Aerospace and aeronautical engineering have always attracted a slice of the population, particularly given the presence of Boeing’s manufacturing facilities in the immediate area, he adds.
Students are drawn to Whatcom rather than starting at area universities for reasons similar to those at Howard County: cost, smaller class sizes and professors whose primary mission is teaching.
“We’re a learner-centered college. My job is to teach,” Davishahl says. “At engineering schools, particularly at the big state universities, teaching is not a top priority for most faculty, especially teaching introductory freshman- and sophomore-level courses.”
Hands-on projects woven throughout the curriculum, and there are greater opportunities for leadership in engineering student clubs with no upperclassmen, he says.
“Students meet the technical prerequisite requirements to transfer at the junior level,” he says. “Within that sequence, they take on undergraduate engineering design projects that are multi-term. They’re just taking a small piece of it on. They have real customers. They’re getting real engineering work, as freshmen. That’s definitely unique to our program.”
Green shoots at Greenville Technical
Engineering technology students at Greenville Technical College in Greenville, South Carolina, are mostly looking to enter the workforce upon graduation. The architectural engineering technology and construction engineering technology programs, which draw about half of their students from Greenville County and the rest from elsewhere in upstate South Carolina, have about 80 and 70 students, respectively, says Catalina Miller, interim department head.
“The majority of our students get their associate degree and go to work,” she says. “We have a small percentage of students who transfer, mostly through an agreement with Clemson University, to finish their four-year degree,” in either architecture or construction sciences management. A smaller number attend University of South Carolina-Upstate to major in engineering management, she adds.
The architectural engineering technology program is about 90 percent hands-on learning, while the construction engineering technology curriculum is somewhat more theoretical, Miller says. The former produces students who go to work as architectural drafters, “or they could be doing specifications for construction contracts, working for suppliers, or serving as assistants to architects,” Miller says.
Construction engineering students “learn how to estimate, do a schedule, and work on real projects. We have a lot of support from local companies,” she says.
The majority of students who come straight from high school pay little to no tuition for the program as a result of a state scholarship and other state and/or federal programs, and the engineering programs enjoy 100-percent placement of students before they graduate, Miller says.
“They will see that return, immediately,” she says. “Students enjoy small classroom set-ups. In addition to traditional classes, we also offer online and blended classes to allow flexible schedules for students who have full-time jobs and/or families.”
The program used a federal Perkins grant to purchase Oculus virtual reality technology along with a Google Expeditions kit that enables students to do 3D modeling while working inside their models in a virtual environment, Miller says.
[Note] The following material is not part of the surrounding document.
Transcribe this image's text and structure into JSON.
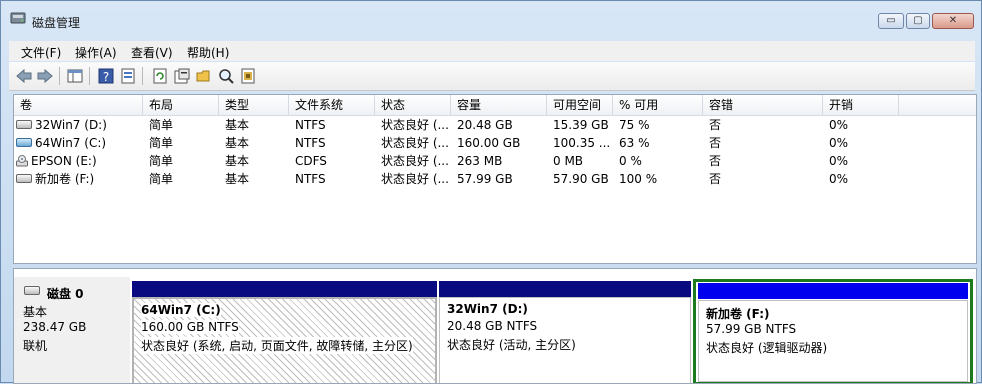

“Students can see and feel the spaces in a more realistic way,” she says. “They can say, ‘This space is too small. This space is too big.’ We can get models from buildings that have already been built, take layers out, take the drywall out, and students can walk inside and see the plumbing and electrical layout.”
Using Google Expeditions, instructors can go to a job site, record a 360-degree video and bring it back to the classroom so students don’t need to travel to a job site every time. This is especially helpful for students with physical disabilities, Miller says.
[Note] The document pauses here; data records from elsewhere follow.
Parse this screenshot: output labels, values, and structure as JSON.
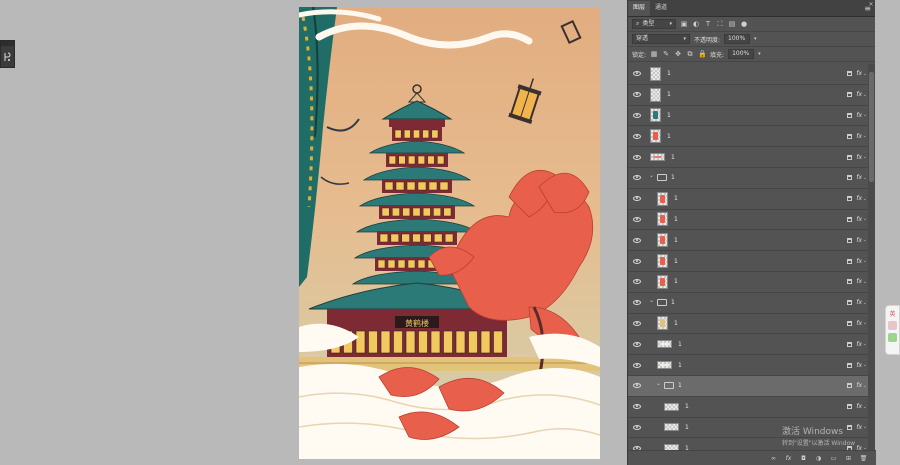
{
  "panel": {
    "tabs": [
      "图层",
      "通道"
    ],
    "menu_icon": "hamburger-icon",
    "filter": {
      "kind_label": "类型",
      "icons": [
        "image-filter-icon",
        "adjustment-filter-icon",
        "type-filter-icon",
        "shape-filter-icon",
        "smart-object-filter-icon"
      ]
    },
    "blend_mode": "穿透",
    "opacity_label": "不透明度:",
    "opacity_value": "100%",
    "lock_label": "锁定:",
    "fill_label": "填充:",
    "fill_value": "100%"
  },
  "layers": [
    {
      "name": "1",
      "kind": "layer",
      "indent": 0,
      "thumb": "blank"
    },
    {
      "name": "1",
      "kind": "layer",
      "indent": 0,
      "thumb": "blank"
    },
    {
      "name": "1",
      "kind": "layer",
      "indent": 0,
      "thumb": "teal-strip"
    },
    {
      "name": "1",
      "kind": "layer",
      "indent": 0,
      "thumb": "red-small"
    },
    {
      "name": "1",
      "kind": "layer",
      "indent": 0,
      "thumb": "pink-wide"
    },
    {
      "name": "1",
      "kind": "group",
      "indent": 0
    },
    {
      "name": "1",
      "kind": "layer",
      "indent": 1,
      "thumb": "red-flower"
    },
    {
      "name": "1",
      "kind": "layer",
      "indent": 1,
      "thumb": "red-flower"
    },
    {
      "name": "1",
      "kind": "layer",
      "indent": 1,
      "thumb": "red-flower"
    },
    {
      "name": "1",
      "kind": "layer",
      "indent": 1,
      "thumb": "red-small"
    },
    {
      "name": "1",
      "kind": "layer",
      "indent": 1,
      "thumb": "red-flower"
    },
    {
      "name": "1",
      "kind": "group",
      "indent": 0
    },
    {
      "name": "1",
      "kind": "layer",
      "indent": 1,
      "thumb": "yellow"
    },
    {
      "name": "1",
      "kind": "layer",
      "indent": 1,
      "thumb": "cloud"
    },
    {
      "name": "1",
      "kind": "layer",
      "indent": 1,
      "thumb": "cloud"
    },
    {
      "name": "1",
      "kind": "group",
      "indent": 1,
      "selected": true
    },
    {
      "name": "1",
      "kind": "layer",
      "indent": 2,
      "thumb": "line-teal"
    },
    {
      "name": "1",
      "kind": "layer",
      "indent": 2,
      "thumb": "line-red"
    },
    {
      "name": "1",
      "kind": "layer",
      "indent": 2,
      "thumb": "line-grey"
    },
    {
      "name": "1",
      "kind": "layer",
      "indent": 2,
      "thumb": "line-red"
    }
  ],
  "artwork": {
    "signboard": "黄鹤楼",
    "colors": {
      "sky": "#e4b88a",
      "roof": "#2b7a78",
      "wall": "#7e2a35",
      "flower": "#e8604c",
      "cloud": "#fffaf2"
    }
  },
  "footer_buttons": [
    "link-icon",
    "fx-icon",
    "mask-icon",
    "adjustment-icon",
    "folder-icon",
    "new-layer-icon",
    "trash-icon"
  ],
  "footer_labels": {
    "link": "∞",
    "fx": "fx",
    "mask": "◘",
    "adjust": "◑",
    "folder": "▭",
    "new": "⊞",
    "trash": "🗑"
  },
  "watermark": {
    "line1": "激活 Windows",
    "line2": "转到\"设置\"以激活 Window"
  }
}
“We hope we can attract students who think they can’t do it — they like it but don’t think it’s practical,” she says. “We feel like these tools are going to attract that next generation,” she says. “They expect we will have the latest technology.”